Now a part of the private collection at The Bridgeman Art Library, this painting from the Dutch master is a giclée print, meaning that a fine paper was sprayed with droplets of ink, maximizing the richness and realness with which the image appears.
7. Still Life With Books and Candle by Henri Matisse (1890)
This work from the French neo-impressionist is currently in a private collection.
8. The Fairy Tale by Walter Firle (1900)
One of the German painter’s best-known works, it shows two things the artist was known for: dramatic lighting, and the positioning of his subjects against a window.
9. The Library of Thorvald Boeck by Harriet Backer (1902)
Jurist Thorvard Boeck was a book collector, famous for having the largest private library in all of Oslo at the time, as chronicled here by Harriet Backer. The painting is on display today at Oslo’s National Museum of Art, Architecture and Design.
10. Portrait of Gertrude Stein by Pablo Picasso (1905-1906)
This painting is not of a book, of course, but of an author. A significant piece from Picasso’s Rose Period, the portrait is on display at the Metropolitan Museum in New York.
11. Boy Reading Adventure Story by Norman Rockwell (1923)
This painting is currently in the private collection of George Lucas, and appeared in the Smithsonian American Art Museum exhibit “Telling Stories: Norman Rockwell from the Collections of George Lucas and Steven Spielberg” in 2011.
12. Book Transforming Itself into Nude Woman by Salvador Dalí (1940)
This fantastical work from the surrealist painter was shown in Chicago, New York, Venice and London before making its way to a private collection, where it currently resides. It was during this year that the artist first arrived in the United States.
13. The Library by Jacob Lawrence (1960)
It is speculated that the space portrayed in Lawrence’s painting is the reading room at the Schomburg Center for Research in Black Culture, in New York City. The painting is currently held by the Smithsonian American Art Museum.
14. The Reader by William Tolliver
The Mississippi artist was known for his love of reading, having read more than 4,000 books on a variety of subjects.
15. The Critique of Pure Reason II by Alireza Darvish (2002)
Iranian painter Alireza Darvish was interviewed about his fantastical book-themed paintings in 2011, by the Huffington Post. In this one, a modern-day Man of La Mancha has been re-imagined in New York City, protecting his beloved books.
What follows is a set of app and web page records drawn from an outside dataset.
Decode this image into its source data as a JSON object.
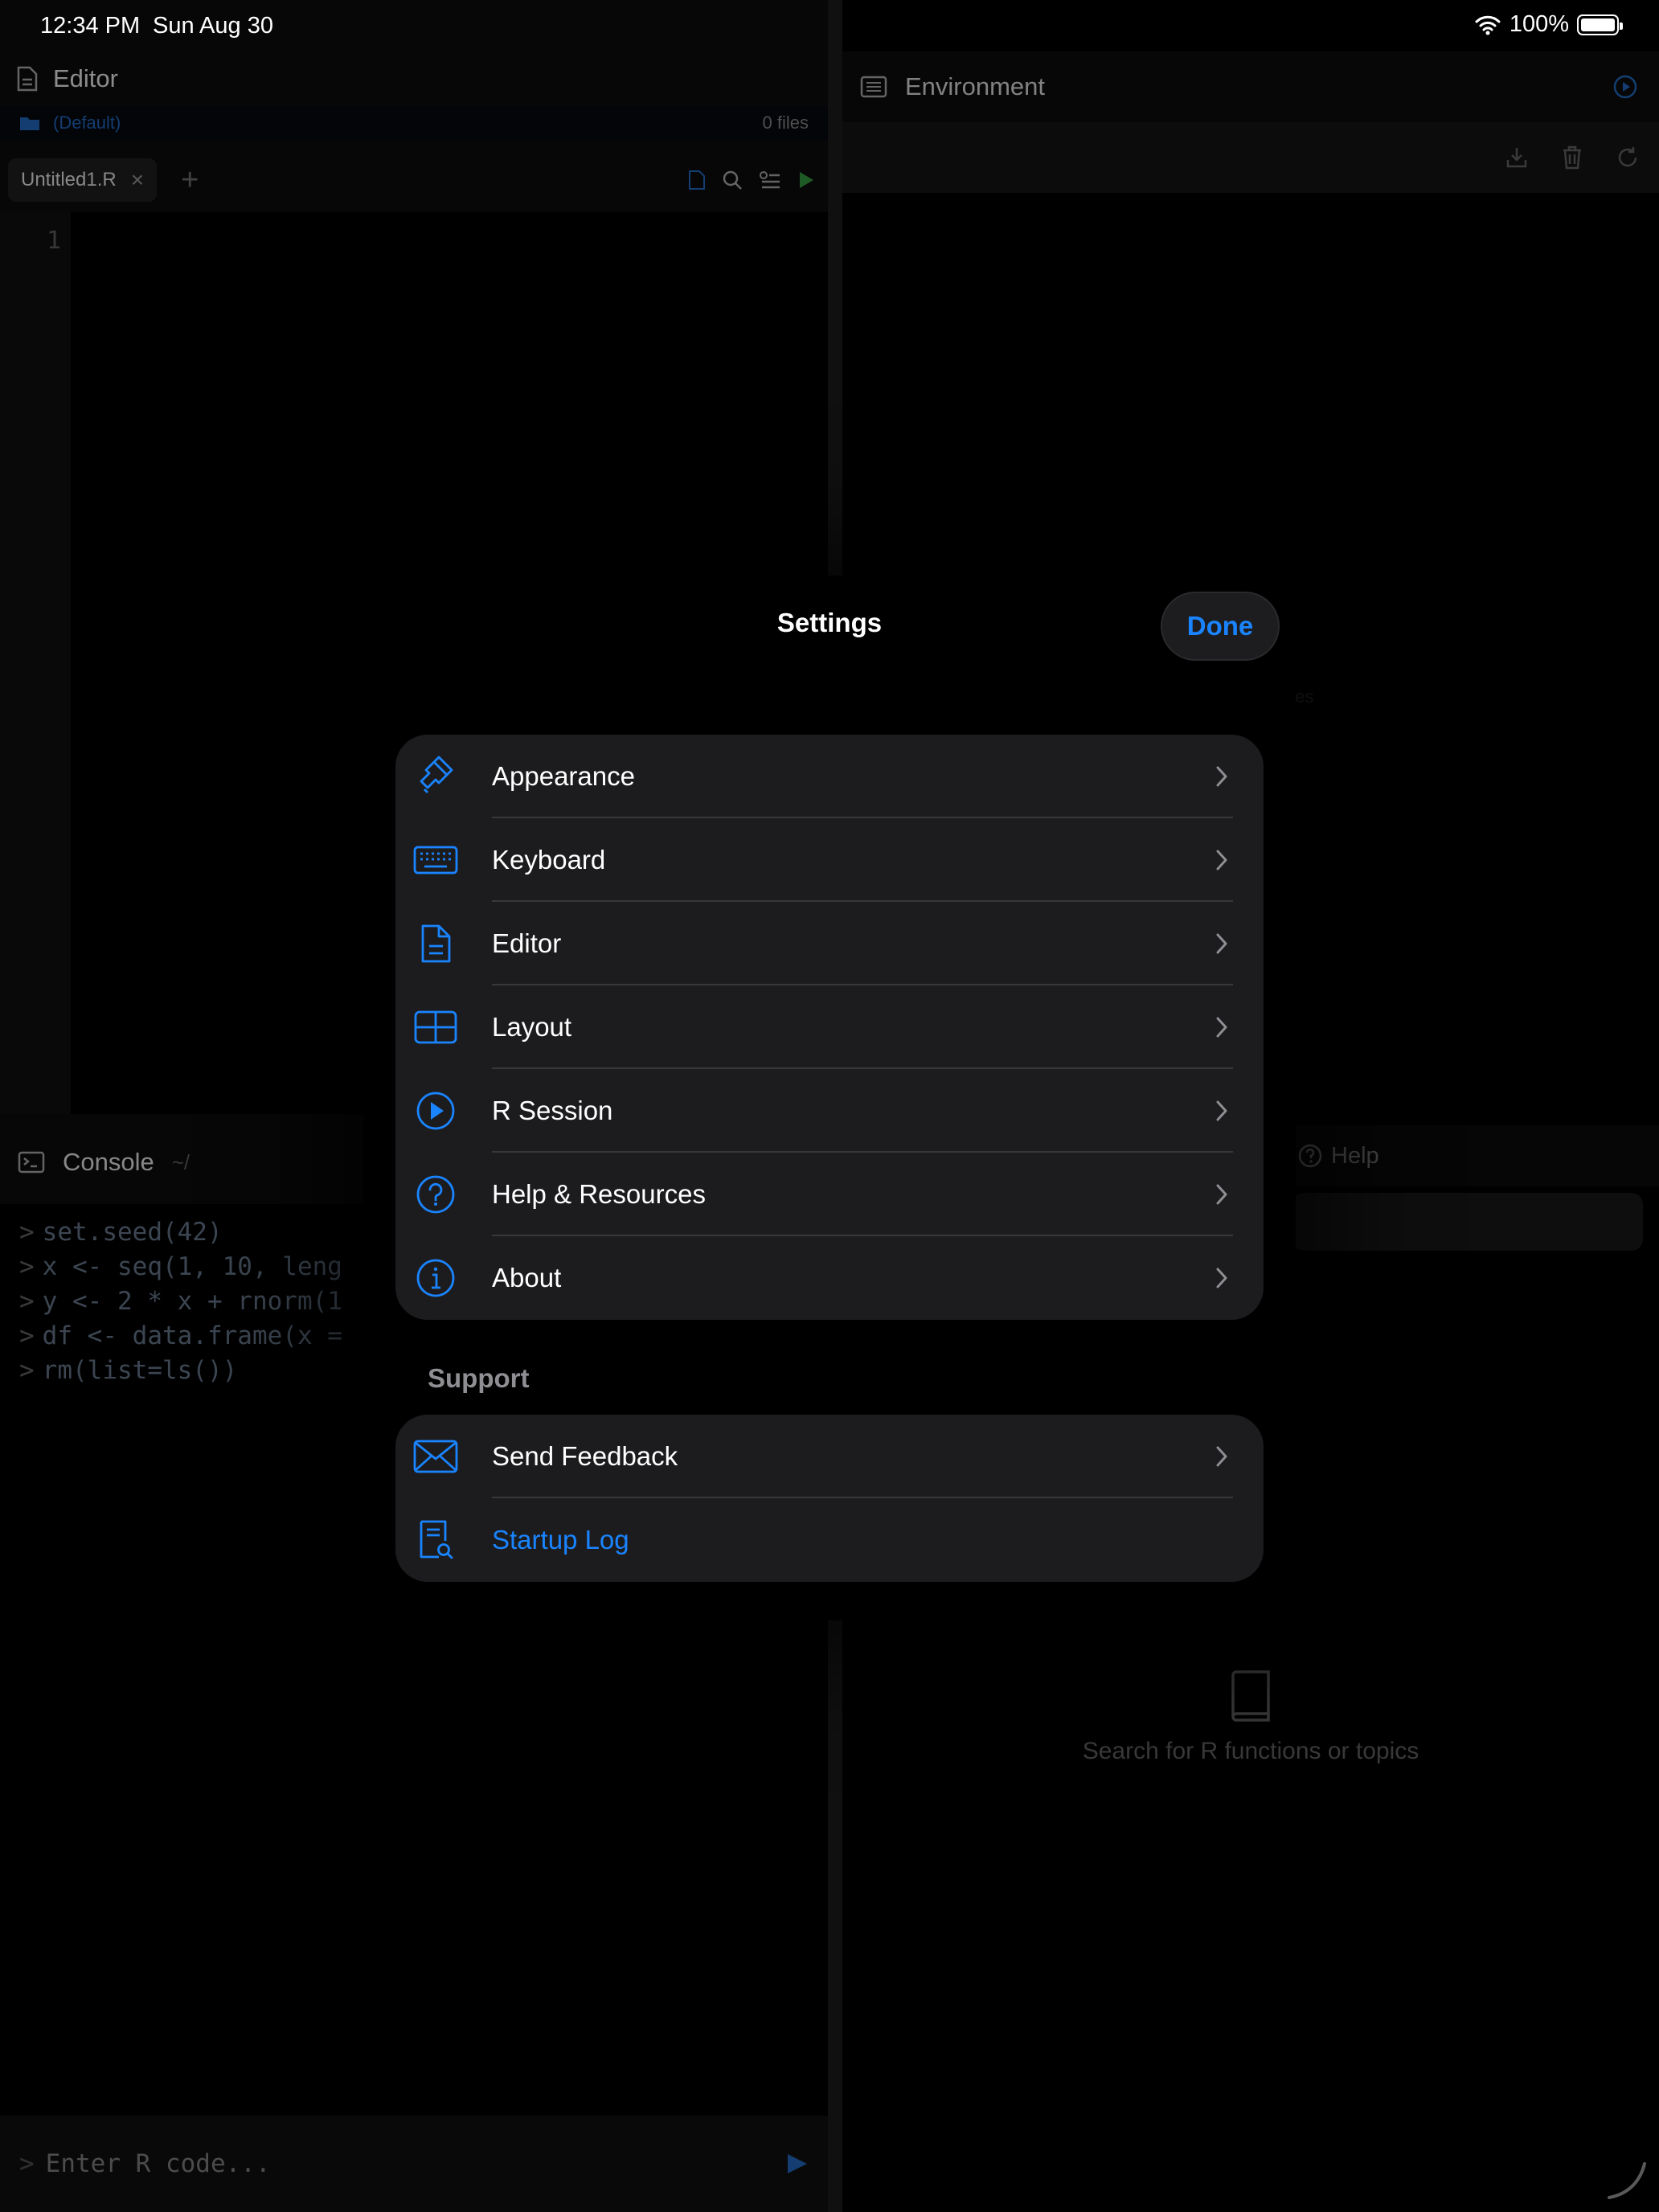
{
  "status_bar": {
    "time": "12:34 PM",
    "date": "Sun Aug 30",
    "battery": "100%"
  },
  "editor": {
    "title": "Editor",
    "project": {
      "name": "(Default)",
      "file_count": "0 files"
    },
    "tab": {
      "name": "Untitled1.R",
      "close_glyph": "×"
    },
    "add_tab_glyph": "+",
    "line_number": "1"
  },
  "console": {
    "title": "Console",
    "path": "~/",
    "prompt": ">",
    "lines": [
      "set.seed(42)",
      "x <- seq(1, 10, leng",
      "y <- 2 * x + rnorm(1",
      "df <- data.frame(x =",
      "rm(list=ls())"
    ],
    "input_placeholder": "Enter R code..."
  },
  "environment": {
    "title": "Environment",
    "empty_line_1": "s",
    "empty_line_2": "e variables"
  },
  "help": {
    "title": "Help",
    "empty_text": "Search for R functions or topics"
  },
  "settings": {
    "title": "Settings",
    "done_label": "Done",
    "main_items": [
      {
        "label": "Appearance",
        "icon": "paintbrush-icon"
      },
      {
        "label": "Keyboard",
        "icon": "keyboard-icon"
      },
      {
        "label": "Editor",
        "icon": "document-icon"
      },
      {
        "label": "Layout",
        "icon": "layout-grid-icon"
      },
      {
        "label": "R Session",
        "icon": "play-circle-icon"
      },
      {
        "label": "Help & Resources",
        "icon": "question-circle-icon"
      },
      {
        "label": "About",
        "icon": "info-circle-icon"
      }
    ],
    "support_header": "Support",
    "support_items": [
      {
        "label": "Send Feedback",
        "icon": "envelope-icon"
      },
      {
        "label": "Startup Log",
        "icon": "document-search-icon"
      }
    ]
  },
  "colors": {
    "accent": "#1a84ff",
    "row_bg": "#1c1c1e",
    "separator": "#38383a",
    "secondary_text": "#8e8e93"
  }
}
16. SOB, SOB by Kerry James Marshall (2003)
This painting from contemporary icon Kerry James Marshall is considered a significant example of a work that incorporates black aesthetics. It is on display at the Smithsonian American Art Museum.
17. Fantastic Work by Andre Martins de Barros
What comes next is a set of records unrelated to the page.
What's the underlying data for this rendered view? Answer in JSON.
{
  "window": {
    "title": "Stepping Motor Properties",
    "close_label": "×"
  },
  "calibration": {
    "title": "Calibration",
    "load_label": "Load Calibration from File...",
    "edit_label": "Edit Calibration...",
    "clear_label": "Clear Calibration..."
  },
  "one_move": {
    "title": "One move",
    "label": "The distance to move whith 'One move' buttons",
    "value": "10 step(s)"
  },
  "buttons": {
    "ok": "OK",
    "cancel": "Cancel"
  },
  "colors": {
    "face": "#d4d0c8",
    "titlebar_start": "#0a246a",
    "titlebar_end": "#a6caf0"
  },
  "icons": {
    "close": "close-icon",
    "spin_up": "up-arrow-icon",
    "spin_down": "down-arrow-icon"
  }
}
Barros was born in 1942 in Pau, which is a small town close to the Spanish Border, in France. His work is reminiscent of optical illusions, as well as of art by Italian painter Giuseppe Arcimboldo.
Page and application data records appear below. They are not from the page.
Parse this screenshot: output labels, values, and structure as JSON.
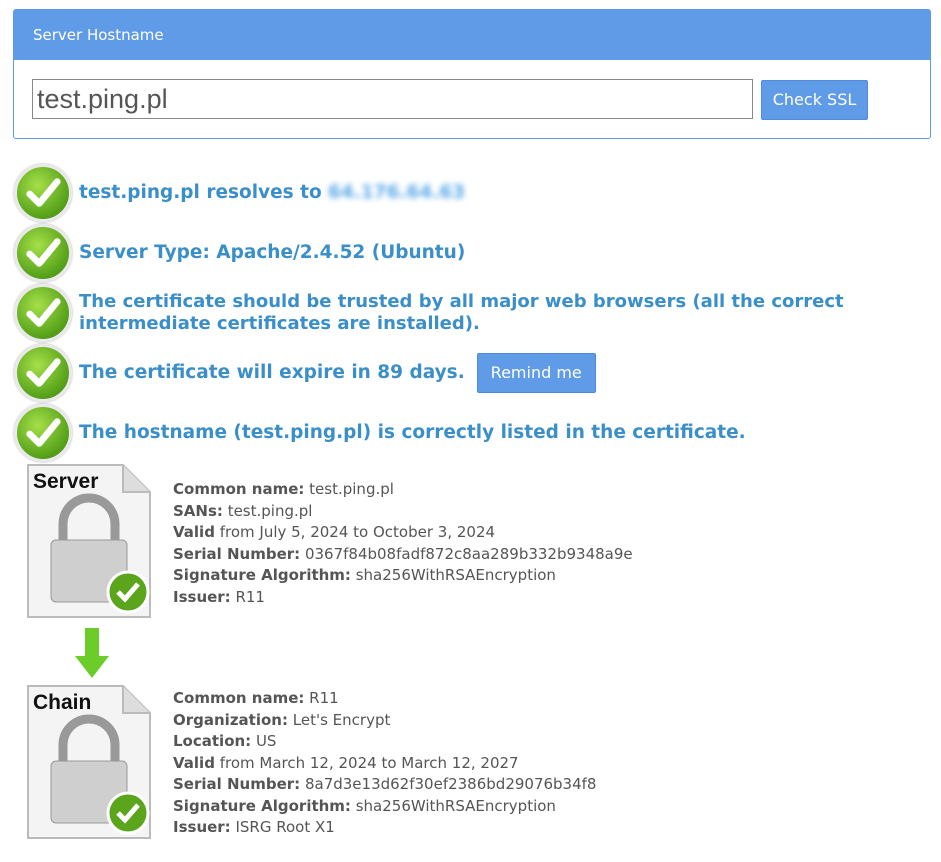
{
  "form": {
    "header": "Server Hostname",
    "hostname_value": "test.ping.pl",
    "check_button": "Check SSL"
  },
  "results": [
    {
      "prefix": "test.ping.pl resolves to",
      "ip": "64.176.64.63"
    },
    {
      "text": "Server Type: Apache/2.4.52 (Ubuntu)"
    },
    {
      "text": "The certificate should be trusted by all major web browsers (all the correct intermediate certificates are installed)."
    },
    {
      "text": "The certificate will expire in 89 days.",
      "button": "Remind me"
    },
    {
      "text": "The hostname (test.ping.pl) is correctly listed in the certificate."
    }
  ],
  "server_cert": {
    "label": "Server",
    "fields": [
      {
        "k": "Common name:",
        "v": "test.ping.pl"
      },
      {
        "k": "SANs:",
        "v": "test.ping.pl"
      },
      {
        "k": "Valid",
        "v": "from July 5, 2024 to October 3, 2024"
      },
      {
        "k": "Serial Number:",
        "v": "0367f84b08fadf872c8aa289b332b9348a9e"
      },
      {
        "k": "Signature Algorithm:",
        "v": "sha256WithRSAEncryption"
      },
      {
        "k": "Issuer:",
        "v": "R11"
      }
    ]
  },
  "chain_cert": {
    "label": "Chain",
    "fields": [
      {
        "k": "Common name:",
        "v": "R11"
      },
      {
        "k": "Organization:",
        "v": "Let's Encrypt"
      },
      {
        "k": "Location:",
        "v": "US"
      },
      {
        "k": "Valid",
        "v": "from March 12, 2024 to March 12, 2027"
      },
      {
        "k": "Serial Number:",
        "v": "8a7d3e13d62f30ef2386bd29076b34f8"
      },
      {
        "k": "Signature Algorithm:",
        "v": "sha256WithRSAEncryption"
      },
      {
        "k": "Issuer:",
        "v": "ISRG Root X1"
      }
    ]
  },
  "colors": {
    "accent": "#5f9be6",
    "message": "#3b8fc8",
    "check_green": "#5aa51c"
  }
}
18. The Great Wall by Guy Laramée (2009-2012)
Book paintings are given a new meaning with Guy Laramée’s incredible creations, which are quite literally painted onto books. This gorgeous piece is part of a series that depicts an imagined alternate future in the 23rd century.
19. Too Much Information by Jordan Buschur (2012)
From a family of collectors, Buschur often paints pieces that portray an amalgamation of significant objects. She describes the use of closed books in her works as a “blank slate open to any interpretation.”
20. Present Past Future by Pierpaolo Rovero
The Italian artist often features magical images of books in his work. This one looks something like a portal to another time period, through the power of reading.
21. Reading by Xu Beihong
Xu Beihong was born in 1895 in Yixing, China. He moved to Japan to study art, and then to Paris. He is considered the first modern Chinese painter, and one of the most important Chinese artists of the twentieth century.
22. Rather Read by Michael Sowa
German artist Michael Sowa is known for his charming and fabulist paintings. In “Rather Read,” a woman reads on the couch – and images that the fantastical characters from her novel are lurking right outside the open window. Relatable!
The Most Beautiful Paintings about Books
That’s it – our picks for some of the most beautiful and moving paintings displaying their love of books. What’s your favorite painting on this topic, dear reader?